BRIEF: How many separate lines of the data contain "icon"? Give the count and nothing else.

EXERCISE MATERIAL:
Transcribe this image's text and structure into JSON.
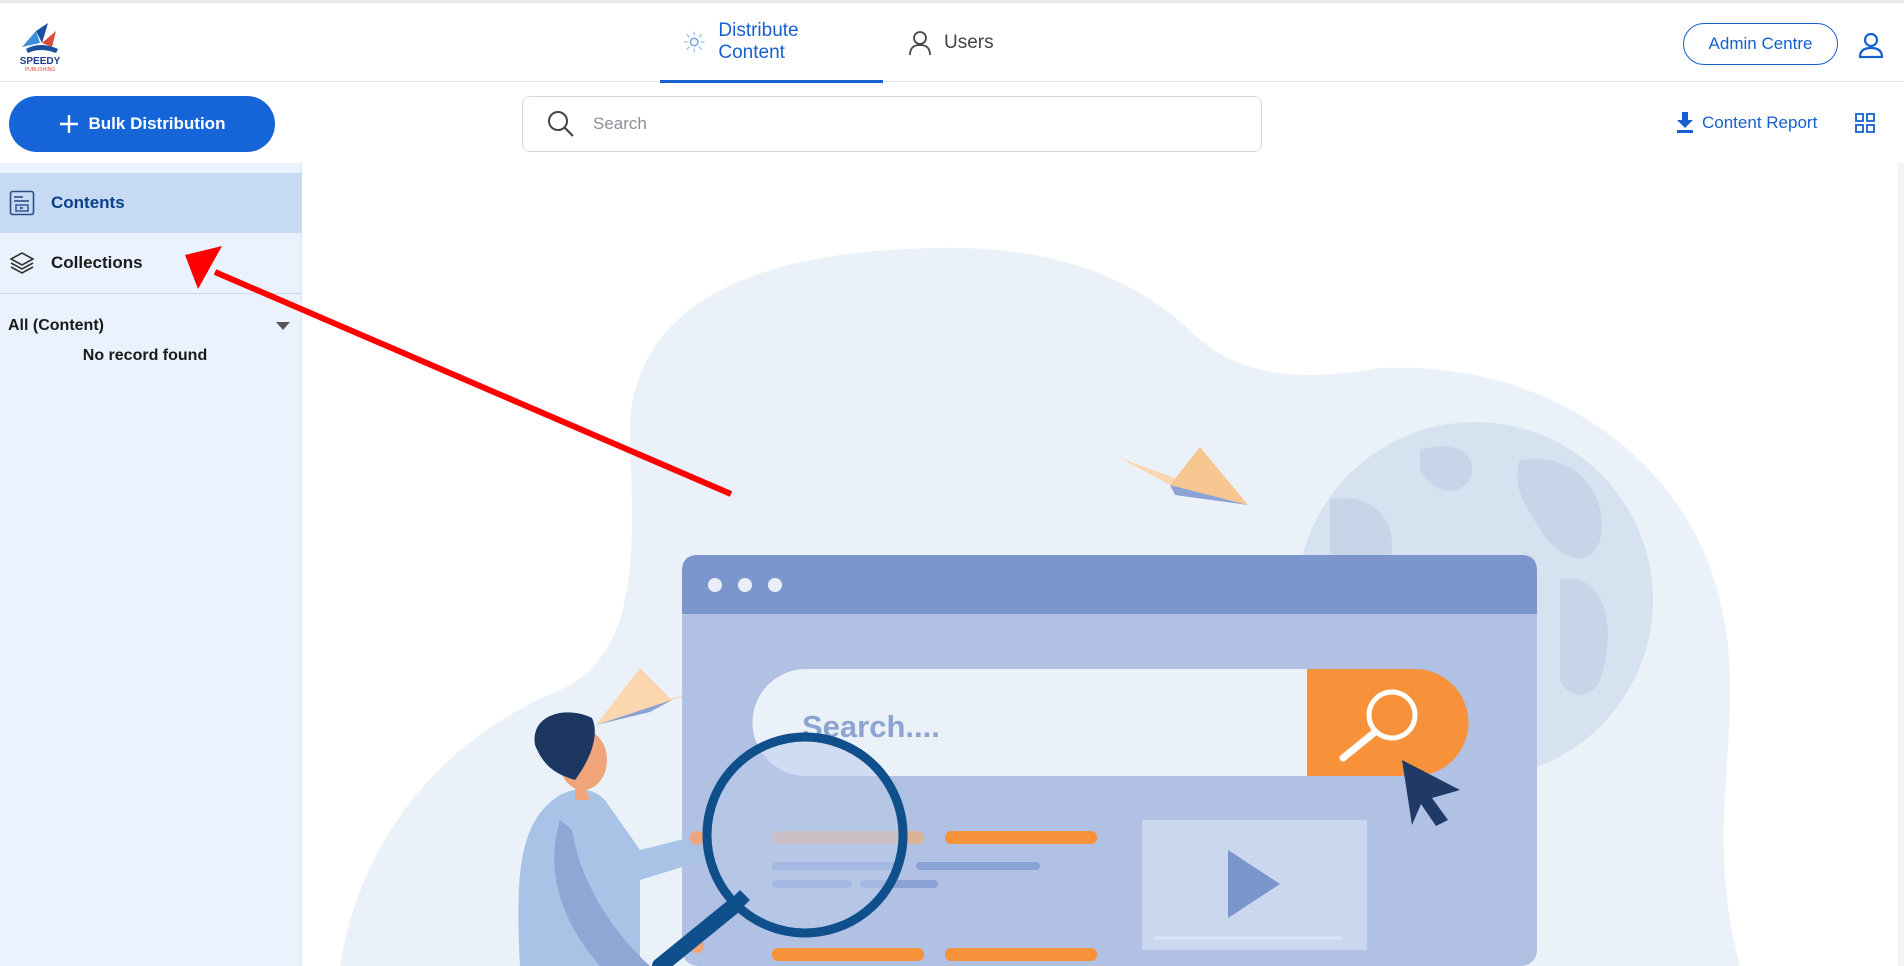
{
  "brand": {
    "logo_text": "SPEEDY",
    "logo_subtext": "PUBLISHING"
  },
  "nav": {
    "tabs": [
      {
        "label": "Distribute Content",
        "icon": "distribute-icon",
        "active": true
      },
      {
        "label": "Users",
        "icon": "user-icon",
        "active": false
      }
    ],
    "admin_label": "Admin Centre"
  },
  "toolbar": {
    "bulk_label": "Bulk Distribution",
    "search_placeholder": "Search",
    "report_label": "Content Report"
  },
  "sidebar": {
    "items": [
      {
        "label": "Contents",
        "icon": "contents-icon",
        "active": true
      },
      {
        "label": "Collections",
        "icon": "layers-icon",
        "active": false
      }
    ],
    "filter_label": "All (Content)",
    "empty_message": "No record found"
  },
  "illustration": {
    "search_text": "Search...."
  },
  "colors": {
    "primary": "#1565d8",
    "sidebar_bg": "#eaf3fd",
    "sidebar_active": "#c6daf3",
    "annotation_arrow": "#ff0000",
    "illustration_orange": "#f7923a",
    "illustration_window": "#7a96cc"
  }
}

SOLUTION TO THE EXERCISE: 4